“This was a wonderful week in which music supported faith formation,” said Rev. Tommy Williams, St. Paul’s senior minister. “It was wonderful for us to host musicians from near and far, and to partner with other institutions and congregations to make these programs happen.”
One of only 10 RSCM training courses in North America, this was the 10th year for this one to be in Houston and the third hosted by St. Paul’s. “It truly takes an army to put this together,” Anna admits. The loudest applause of appreciation came from the girls when their volunteer bus driver, John Robinson was recognized. “He was there at 7:30 in the morning, and stayed with us until late in the night.”
Months ago, volunteer coordinator Beth Brown visited every adult Sunday school class to seek support, and, she says, “Not one class declined.’” Larger classes brought homemade food for meals, other classes and individuals underwrote snacks and an ice cream social. “Our people made this happen. Many appreciate our beautiful cathedral style building, but the people inside are the heart of St. Paul’s.”
Throughout the year, St. Paul’s and most, if not all, of the churches represented follow the RSCM Voice for Life curriculum, a guide to training choirs and singers of all ages.
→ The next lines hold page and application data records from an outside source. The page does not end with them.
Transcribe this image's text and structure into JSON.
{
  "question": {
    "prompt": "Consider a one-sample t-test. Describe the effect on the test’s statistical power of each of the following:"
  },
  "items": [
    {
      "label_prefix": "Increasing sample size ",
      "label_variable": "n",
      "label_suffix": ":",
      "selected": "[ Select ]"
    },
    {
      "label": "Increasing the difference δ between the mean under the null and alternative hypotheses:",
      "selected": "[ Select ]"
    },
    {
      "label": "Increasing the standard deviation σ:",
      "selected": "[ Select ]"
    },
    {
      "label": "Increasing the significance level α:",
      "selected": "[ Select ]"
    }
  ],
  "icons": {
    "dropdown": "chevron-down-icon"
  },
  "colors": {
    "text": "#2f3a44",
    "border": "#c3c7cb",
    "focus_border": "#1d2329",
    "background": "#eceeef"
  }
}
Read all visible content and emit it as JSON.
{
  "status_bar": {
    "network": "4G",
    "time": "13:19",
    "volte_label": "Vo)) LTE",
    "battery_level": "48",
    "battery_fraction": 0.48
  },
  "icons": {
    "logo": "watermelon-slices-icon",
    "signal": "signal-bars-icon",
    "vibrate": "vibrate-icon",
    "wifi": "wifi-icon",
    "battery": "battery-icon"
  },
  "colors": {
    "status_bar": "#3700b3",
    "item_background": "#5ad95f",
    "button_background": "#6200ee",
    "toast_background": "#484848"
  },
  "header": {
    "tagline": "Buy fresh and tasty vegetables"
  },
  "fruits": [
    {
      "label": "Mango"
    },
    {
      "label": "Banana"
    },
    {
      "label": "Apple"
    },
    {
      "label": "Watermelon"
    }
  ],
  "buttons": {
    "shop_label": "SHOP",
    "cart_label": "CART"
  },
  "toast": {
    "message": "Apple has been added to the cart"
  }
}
The curriculum also supports an award system through which individual choristers can be recognized for their vocal skills and knowledge of liturgy and music. With only 13 qualified examiners in the United States, these RSCM summer training courses provide an opportunity for choristers to test.
Additional organists and coaches were Dr. Paolo Bordignon, St. Paul’s Director of Music and Organist; Dr. Giles Brightwell, Organist and Choirmaster at Houston’s St. Thomas Episcopal Church; Ken Cowan, Associate Professor of Organ at Rice University’s Shepherd School of Music; Brady Knapp, Associate Professor, Director of Choral Activities at Houston’s University of St. Thomas; and Joseph Painter, Organist and Choirmaster at Houston’s Episcopal Church of the Epiphany. Joseph Russell, a student at Curtis Institute of Music, was organ scholar, and Collin Miller of Northwood UMC, Lafayette, LA, was junior organ scholar.
For more information about the Royal School of Church Music – America, see For information about the RSCM-A Gulf Coast training course, see, complete with photo galleries of each year the course has been in Houston.